do not satisfy any of the narrow criteria for
event, Future Link's Motion for Reconsideration also
fails on the merits. The licensing agreement at issue (D.I.
227 Ex. A.1) demonstrates that the signing entities intended
for the agreement to be more than the nullity that it would
amount to if the Court were to interpret the agreement as
being between the Philips entities and a corporation (Intel
California) that both parties agree did not exist at the time
the license agreement was entered into. "[A]
contract can be reformed on the basis of mutual mistake if
the writing does not accurately reflect the mutual intention
of the parties . . . ." Inv'rs Ins. Co. of Am.
v. Dorinco Reinsurance Co., 917 F.2d 100, 105 (2d Cir.
1990). The agreement at issue here clearly indicates that all
parties to the agreement intended for the signatory Intel
Corporation (i.e., Intel Delaware) to be bound by the
agreement and to receive all rights granted to Intel therein.
Future Link points to no evidence (intrinsic or extrinsic)
that would indicate that the signatory parties intended for
the agreement to be a nullity. The reference in the agreement
to Intel California rather than Intel Delaware is an obvious
FURTHER ORDERED that the parties shall meet and confer and,
no later than January 31, submit a proposed redacted version
of this Memorandum Order.
future Link does not appear to dispute
Intel's representation that "Intel California had
merged into Intel Delaware and ceased to exist more than a

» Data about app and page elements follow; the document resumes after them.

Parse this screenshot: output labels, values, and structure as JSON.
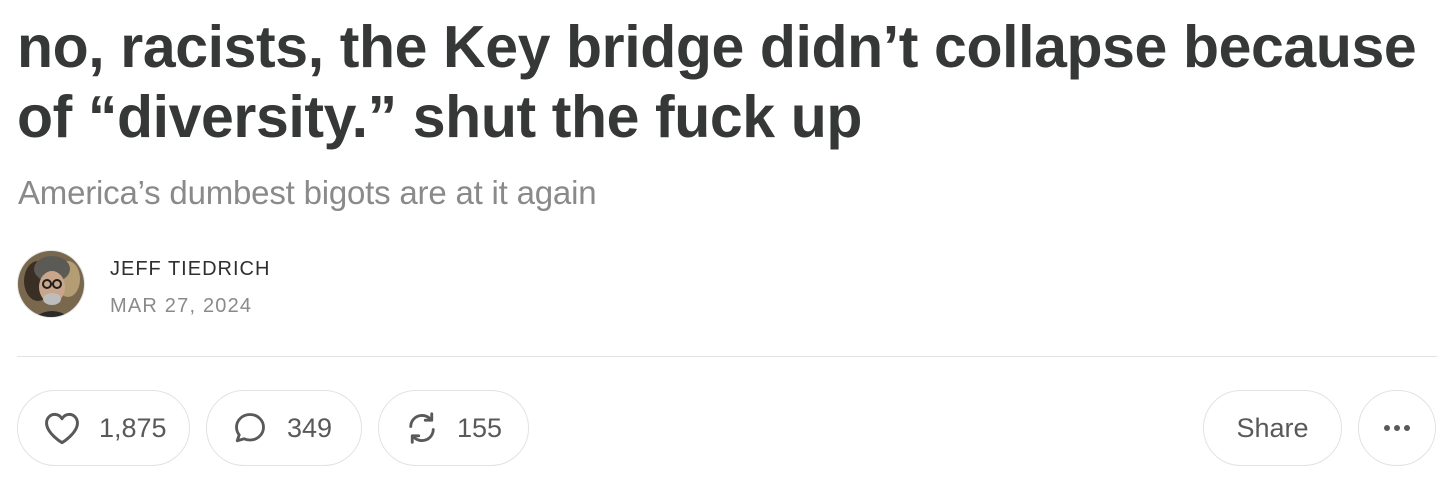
{
  "post": {
    "title": "no, racists, the Key bridge didn’t collapse because of “diversity.” shut the fuck up",
    "subtitle": "America’s dumbest bigots are at it again",
    "author": "JEFF TIEDRICH",
    "date": "MAR 27, 2024"
  },
  "actions": {
    "like": {
      "icon": "heart-icon",
      "count": "1,875"
    },
    "comment": {
      "icon": "speech-bubble-icon",
      "count": "349"
    },
    "restack": {
      "icon": "restack-arrows-icon",
      "count": "155"
    },
    "share": {
      "label": "Share"
    },
    "more": {
      "icon": "ellipsis-icon"
    }
  },
  "colors": {
    "title": "#363737",
    "muted": "#8a8a8a",
    "icon": "#595959",
    "border": "#e2e2e2"
  }
}
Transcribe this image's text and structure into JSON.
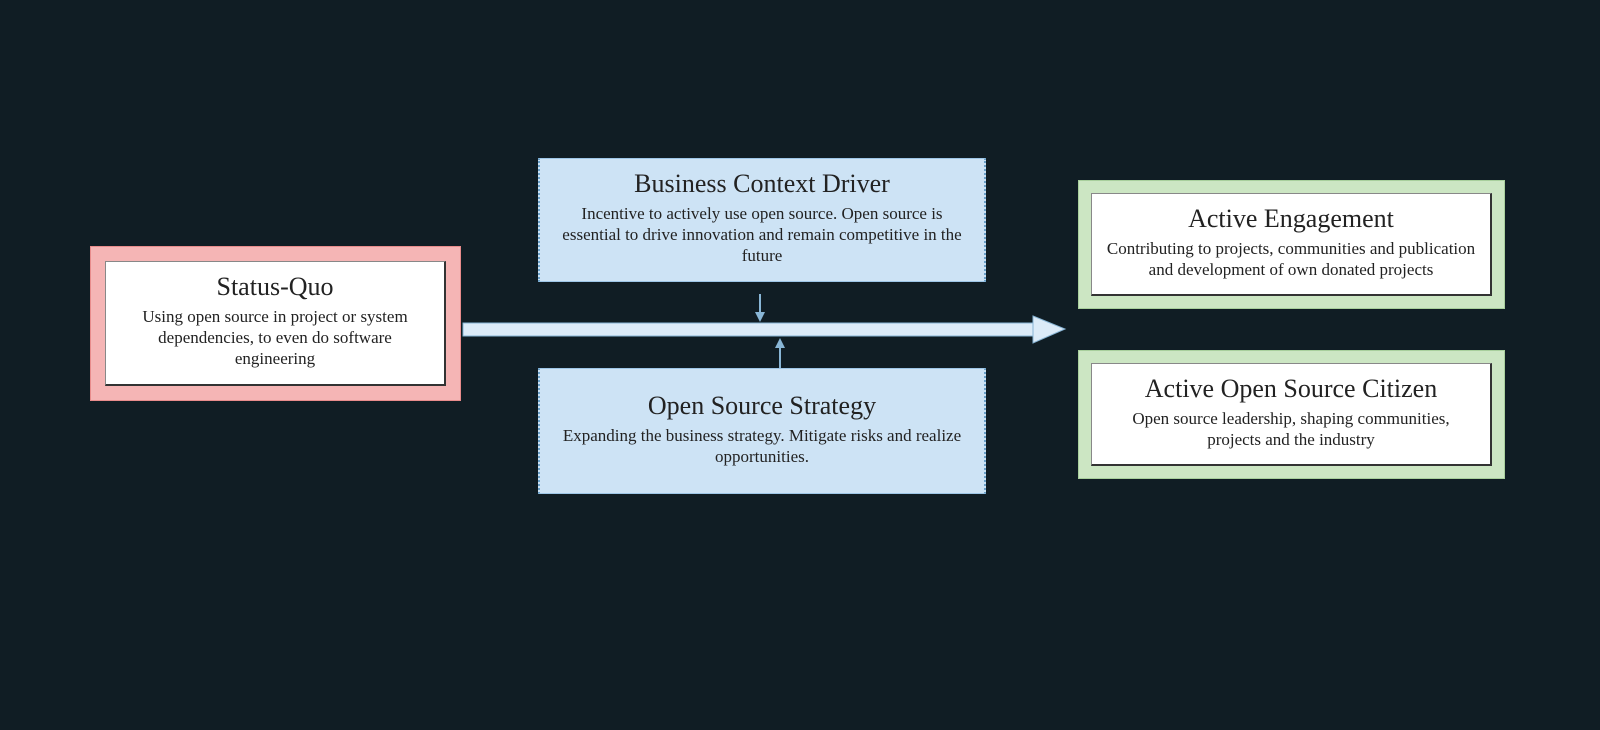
{
  "colors": {
    "background": "#101d24",
    "red_fill": "#f5b5b5",
    "blue_fill": "#cde3f5",
    "green_fill": "#cce6c3",
    "arrow_fill": "#dcebf8",
    "arrow_stroke": "#89b6d6"
  },
  "statusQuo": {
    "title": "Status-Quo",
    "desc": "Using open source in project or system dependencies, to even do software engineering"
  },
  "businessDriver": {
    "title": "Business Context Driver",
    "desc": "Incentive to actively use open source. Open source is essential to drive innovation and remain competitive in the future"
  },
  "strategy": {
    "title": "Open Source Strategy",
    "desc": "Expanding the business strategy. Mitigate risks and realize opportunities."
  },
  "activeEngagement": {
    "title": "Active Engagement",
    "desc": "Contributing to projects, communities and publication and development of own donated projects"
  },
  "citizen": {
    "title": "Active Open Source Citizen",
    "desc": "Open source leadership, shaping communities, projects and the industry"
  }
}
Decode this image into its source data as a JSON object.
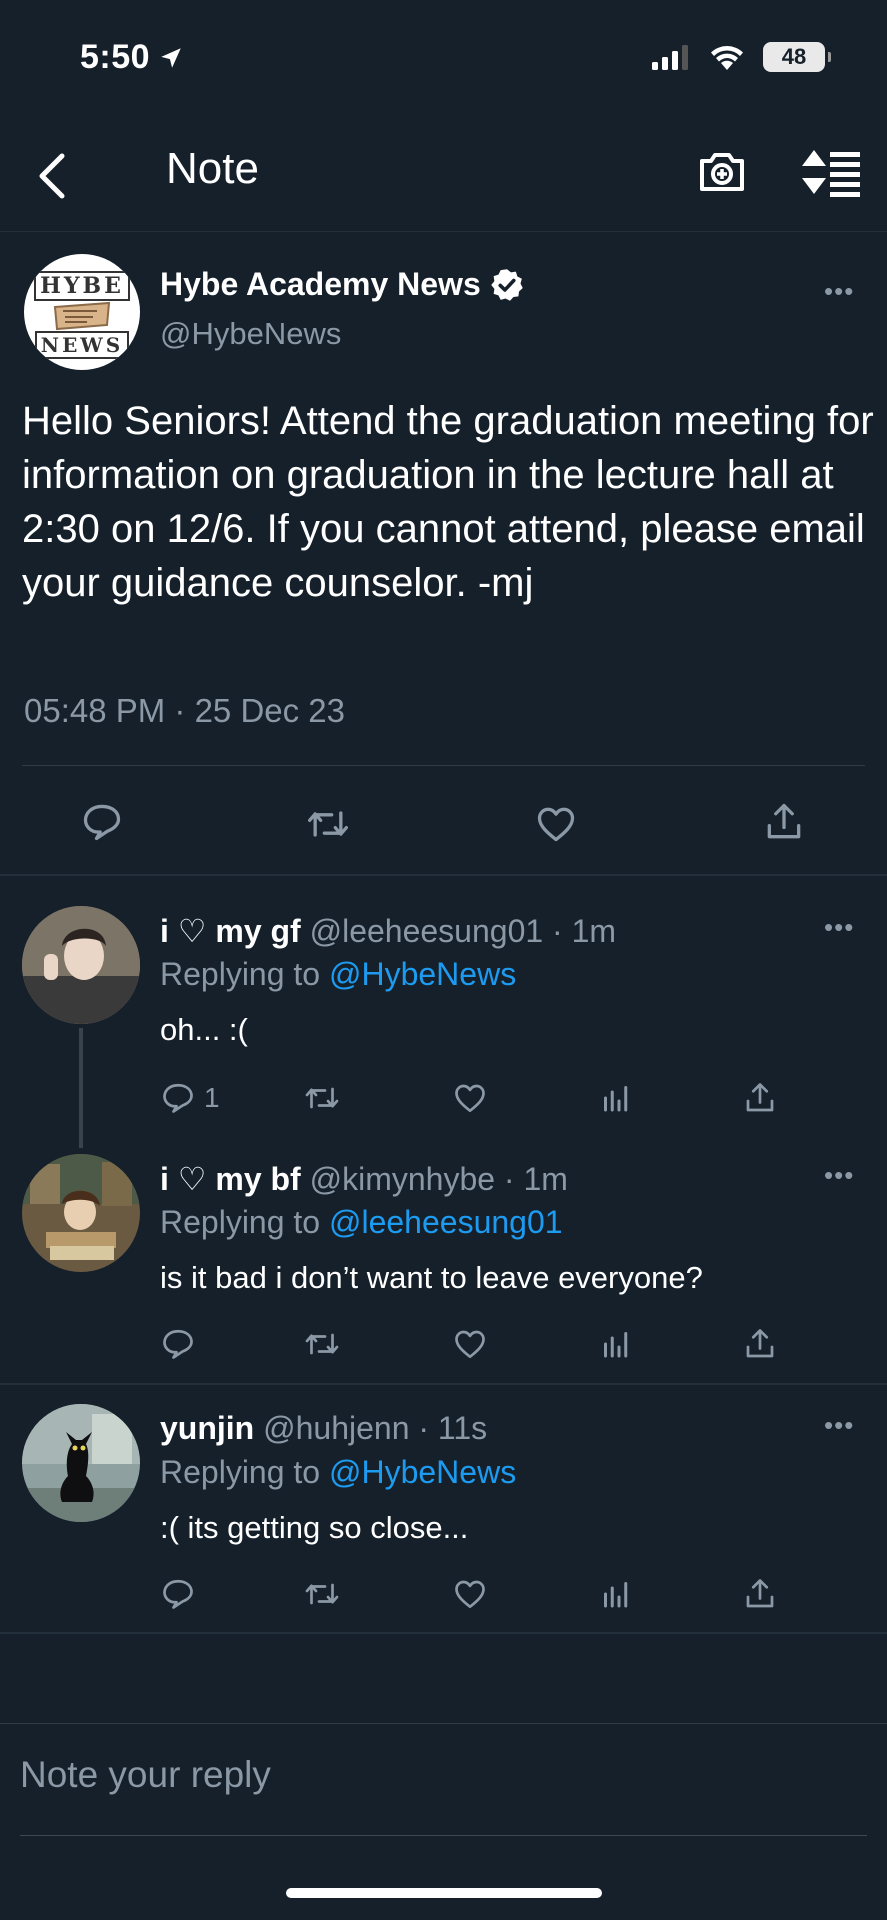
{
  "status_bar": {
    "time": "5:50",
    "battery": "48"
  },
  "nav": {
    "title": "Note"
  },
  "main_tweet": {
    "name": "Hybe Academy News",
    "handle": "@HybeNews",
    "logo_top": "HYBE",
    "logo_bottom": "NEWS",
    "text": "Hello Seniors! Attend the graduation meeting for information on graduation in the lecture hall at 2:30 on 12/6. If you cannot attend, please email your guidance counselor. -mj",
    "timestamp": "05:48 PM · 25 Dec 23"
  },
  "replies": [
    {
      "name": "i ♡ my gf",
      "handle": "@leeheesung01",
      "time": "· 1m",
      "replying_label": "Replying to",
      "replying_to": "@HybeNews",
      "text": "oh... :(",
      "reply_count": "1"
    },
    {
      "name": "i ♡ my bf",
      "handle": "@kimynhybe",
      "time": "· 1m",
      "replying_label": "Replying to",
      "replying_to": "@leeheesung01",
      "text": "is it bad i don’t want to leave everyone?",
      "reply_count": ""
    },
    {
      "name": "yunjin",
      "handle": "@huhjenn",
      "time": "· 11s",
      "replying_label": "Replying to",
      "replying_to": "@HybeNews",
      "text": ":( its getting so close...",
      "reply_count": ""
    }
  ],
  "reply_box": {
    "placeholder": "Note your reply"
  },
  "more_label": "•••",
  "colors": {
    "background": "#15202b",
    "link": "#1d9bf0",
    "muted": "#8b98a5",
    "text": "#ffffff"
  }
}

year before the effective date of the Intel-Philips
License, such that Intel California had become Intel Delaware
by operation of ...